> [EXERCISE DIRECTIONS]: Pull out from the material below all lines with "ends".

> [DATA EXCERPTS]:
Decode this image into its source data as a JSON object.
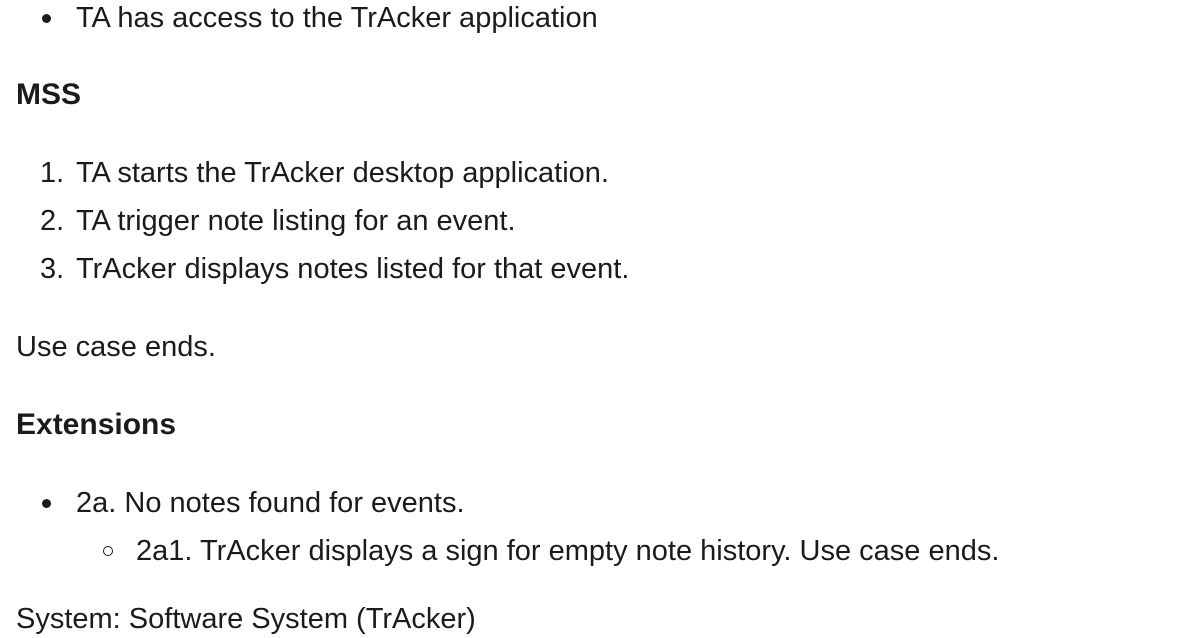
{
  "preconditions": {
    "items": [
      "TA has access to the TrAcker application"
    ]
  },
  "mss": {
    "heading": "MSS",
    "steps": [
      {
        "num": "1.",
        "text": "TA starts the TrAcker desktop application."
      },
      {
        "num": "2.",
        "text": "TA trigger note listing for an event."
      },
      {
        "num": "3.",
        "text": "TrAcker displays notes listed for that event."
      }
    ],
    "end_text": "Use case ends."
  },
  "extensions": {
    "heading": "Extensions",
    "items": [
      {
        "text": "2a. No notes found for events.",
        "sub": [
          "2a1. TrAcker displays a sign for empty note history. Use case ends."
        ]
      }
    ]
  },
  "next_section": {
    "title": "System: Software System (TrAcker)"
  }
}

> [SOLUTION TO THE EXERCISE]:
    "end_text": "Use case ends."
          "2a1. TrAcker displays a sign for empty note history. Use case ends."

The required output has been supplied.